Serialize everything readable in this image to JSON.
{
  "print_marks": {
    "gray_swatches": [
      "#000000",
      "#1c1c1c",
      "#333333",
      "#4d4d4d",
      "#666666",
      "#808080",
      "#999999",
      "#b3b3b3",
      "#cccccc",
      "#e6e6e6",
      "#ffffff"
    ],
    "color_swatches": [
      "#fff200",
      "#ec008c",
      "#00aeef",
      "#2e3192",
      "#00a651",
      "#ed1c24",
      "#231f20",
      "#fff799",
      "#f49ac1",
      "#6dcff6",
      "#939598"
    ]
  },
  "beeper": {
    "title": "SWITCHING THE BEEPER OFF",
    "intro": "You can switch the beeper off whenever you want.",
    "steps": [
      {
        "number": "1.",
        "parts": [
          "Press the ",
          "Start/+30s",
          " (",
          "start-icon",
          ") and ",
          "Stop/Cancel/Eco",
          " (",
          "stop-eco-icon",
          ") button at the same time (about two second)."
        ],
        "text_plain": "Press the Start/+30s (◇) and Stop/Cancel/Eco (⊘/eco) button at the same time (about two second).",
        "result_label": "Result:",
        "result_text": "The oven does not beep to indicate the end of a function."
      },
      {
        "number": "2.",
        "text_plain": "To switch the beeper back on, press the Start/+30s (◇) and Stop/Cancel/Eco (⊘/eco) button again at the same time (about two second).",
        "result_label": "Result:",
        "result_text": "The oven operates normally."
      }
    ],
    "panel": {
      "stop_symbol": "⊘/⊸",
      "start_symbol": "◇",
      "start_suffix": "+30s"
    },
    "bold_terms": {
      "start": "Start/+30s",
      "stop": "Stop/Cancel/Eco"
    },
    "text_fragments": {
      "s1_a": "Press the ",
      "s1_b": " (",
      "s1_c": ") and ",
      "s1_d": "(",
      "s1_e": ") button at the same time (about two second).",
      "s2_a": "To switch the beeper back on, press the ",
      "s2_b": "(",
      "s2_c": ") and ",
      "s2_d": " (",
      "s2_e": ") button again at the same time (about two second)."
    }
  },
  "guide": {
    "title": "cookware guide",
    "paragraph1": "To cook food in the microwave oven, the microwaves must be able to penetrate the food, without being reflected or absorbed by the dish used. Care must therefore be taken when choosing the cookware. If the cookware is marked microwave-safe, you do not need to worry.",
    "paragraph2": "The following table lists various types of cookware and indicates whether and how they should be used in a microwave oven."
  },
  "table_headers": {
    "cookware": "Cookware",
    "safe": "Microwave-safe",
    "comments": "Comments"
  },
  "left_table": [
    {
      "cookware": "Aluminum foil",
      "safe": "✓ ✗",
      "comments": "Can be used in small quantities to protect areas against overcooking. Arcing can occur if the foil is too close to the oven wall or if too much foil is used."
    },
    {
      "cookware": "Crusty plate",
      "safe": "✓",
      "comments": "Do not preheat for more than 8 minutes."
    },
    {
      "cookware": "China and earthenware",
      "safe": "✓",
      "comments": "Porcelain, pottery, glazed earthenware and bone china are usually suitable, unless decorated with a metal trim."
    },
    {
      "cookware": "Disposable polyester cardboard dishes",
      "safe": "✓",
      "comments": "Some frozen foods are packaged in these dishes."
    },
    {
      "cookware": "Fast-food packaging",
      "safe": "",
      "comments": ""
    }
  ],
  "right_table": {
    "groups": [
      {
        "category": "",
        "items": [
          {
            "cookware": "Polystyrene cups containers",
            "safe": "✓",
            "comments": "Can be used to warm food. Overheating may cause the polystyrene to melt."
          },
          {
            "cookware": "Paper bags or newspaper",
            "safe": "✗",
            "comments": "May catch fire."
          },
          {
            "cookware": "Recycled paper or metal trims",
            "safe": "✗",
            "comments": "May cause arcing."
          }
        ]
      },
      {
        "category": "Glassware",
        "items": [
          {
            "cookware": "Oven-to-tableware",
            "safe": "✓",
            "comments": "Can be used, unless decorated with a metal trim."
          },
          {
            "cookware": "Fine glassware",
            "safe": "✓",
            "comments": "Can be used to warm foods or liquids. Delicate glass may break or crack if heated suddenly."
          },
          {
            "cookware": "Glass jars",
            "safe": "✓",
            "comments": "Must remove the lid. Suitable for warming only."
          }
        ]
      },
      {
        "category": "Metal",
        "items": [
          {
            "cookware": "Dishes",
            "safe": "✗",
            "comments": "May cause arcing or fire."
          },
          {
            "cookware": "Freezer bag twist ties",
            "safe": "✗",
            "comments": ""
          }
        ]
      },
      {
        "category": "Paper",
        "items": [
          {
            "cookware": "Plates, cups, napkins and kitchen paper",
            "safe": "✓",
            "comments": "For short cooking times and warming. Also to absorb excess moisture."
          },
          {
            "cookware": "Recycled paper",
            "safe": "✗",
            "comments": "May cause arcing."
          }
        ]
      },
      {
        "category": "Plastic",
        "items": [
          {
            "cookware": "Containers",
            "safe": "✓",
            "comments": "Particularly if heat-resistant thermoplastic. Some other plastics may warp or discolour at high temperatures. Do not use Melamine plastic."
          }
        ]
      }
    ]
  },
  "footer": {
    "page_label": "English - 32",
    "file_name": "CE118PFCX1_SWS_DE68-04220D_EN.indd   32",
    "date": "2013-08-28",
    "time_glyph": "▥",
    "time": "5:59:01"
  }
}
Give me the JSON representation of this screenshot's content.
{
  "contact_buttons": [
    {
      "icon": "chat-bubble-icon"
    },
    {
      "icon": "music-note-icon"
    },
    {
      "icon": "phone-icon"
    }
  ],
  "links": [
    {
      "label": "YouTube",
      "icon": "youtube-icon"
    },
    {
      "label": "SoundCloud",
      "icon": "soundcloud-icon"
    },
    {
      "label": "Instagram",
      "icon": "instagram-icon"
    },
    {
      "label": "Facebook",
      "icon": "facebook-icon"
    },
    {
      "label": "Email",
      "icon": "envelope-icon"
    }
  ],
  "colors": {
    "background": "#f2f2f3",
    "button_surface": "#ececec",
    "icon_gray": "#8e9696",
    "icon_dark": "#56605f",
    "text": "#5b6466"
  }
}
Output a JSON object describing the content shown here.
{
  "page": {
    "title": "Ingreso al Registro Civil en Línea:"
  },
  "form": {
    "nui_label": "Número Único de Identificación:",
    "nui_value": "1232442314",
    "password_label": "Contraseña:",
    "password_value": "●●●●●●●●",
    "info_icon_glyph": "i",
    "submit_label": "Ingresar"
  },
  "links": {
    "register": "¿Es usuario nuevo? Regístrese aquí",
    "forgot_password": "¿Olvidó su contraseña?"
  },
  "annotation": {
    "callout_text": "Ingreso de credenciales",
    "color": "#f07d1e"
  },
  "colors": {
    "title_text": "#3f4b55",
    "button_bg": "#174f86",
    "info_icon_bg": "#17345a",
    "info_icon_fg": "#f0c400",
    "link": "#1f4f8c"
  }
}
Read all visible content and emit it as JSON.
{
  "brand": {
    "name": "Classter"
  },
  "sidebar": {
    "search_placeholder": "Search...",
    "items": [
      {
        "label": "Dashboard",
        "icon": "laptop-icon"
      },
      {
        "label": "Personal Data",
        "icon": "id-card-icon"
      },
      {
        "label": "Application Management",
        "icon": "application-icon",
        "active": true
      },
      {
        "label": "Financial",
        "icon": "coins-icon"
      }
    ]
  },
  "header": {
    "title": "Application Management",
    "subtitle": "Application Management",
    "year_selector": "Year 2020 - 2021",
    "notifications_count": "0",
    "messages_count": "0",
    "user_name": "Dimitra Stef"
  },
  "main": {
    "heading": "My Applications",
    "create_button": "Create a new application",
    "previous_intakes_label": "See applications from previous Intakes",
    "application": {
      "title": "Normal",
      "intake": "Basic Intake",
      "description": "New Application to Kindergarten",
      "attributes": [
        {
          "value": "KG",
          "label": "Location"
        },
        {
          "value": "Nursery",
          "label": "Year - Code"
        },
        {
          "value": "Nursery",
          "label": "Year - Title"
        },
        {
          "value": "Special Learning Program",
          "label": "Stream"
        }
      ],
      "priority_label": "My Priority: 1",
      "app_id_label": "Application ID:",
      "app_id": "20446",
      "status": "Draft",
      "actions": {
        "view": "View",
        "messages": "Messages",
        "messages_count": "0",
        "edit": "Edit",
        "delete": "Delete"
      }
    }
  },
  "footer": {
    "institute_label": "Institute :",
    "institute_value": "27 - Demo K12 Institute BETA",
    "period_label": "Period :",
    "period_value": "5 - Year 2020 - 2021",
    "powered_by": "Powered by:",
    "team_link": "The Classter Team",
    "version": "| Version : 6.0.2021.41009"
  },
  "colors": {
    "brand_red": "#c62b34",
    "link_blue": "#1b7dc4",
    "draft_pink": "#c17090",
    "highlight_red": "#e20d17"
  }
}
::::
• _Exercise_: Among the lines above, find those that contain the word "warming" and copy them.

• _Solution to the exercise_:
            "comments": "Must remove the lid. Suitable for warming only."
            "comments": "For short cooking times and warming. Also to absorb excess moisture."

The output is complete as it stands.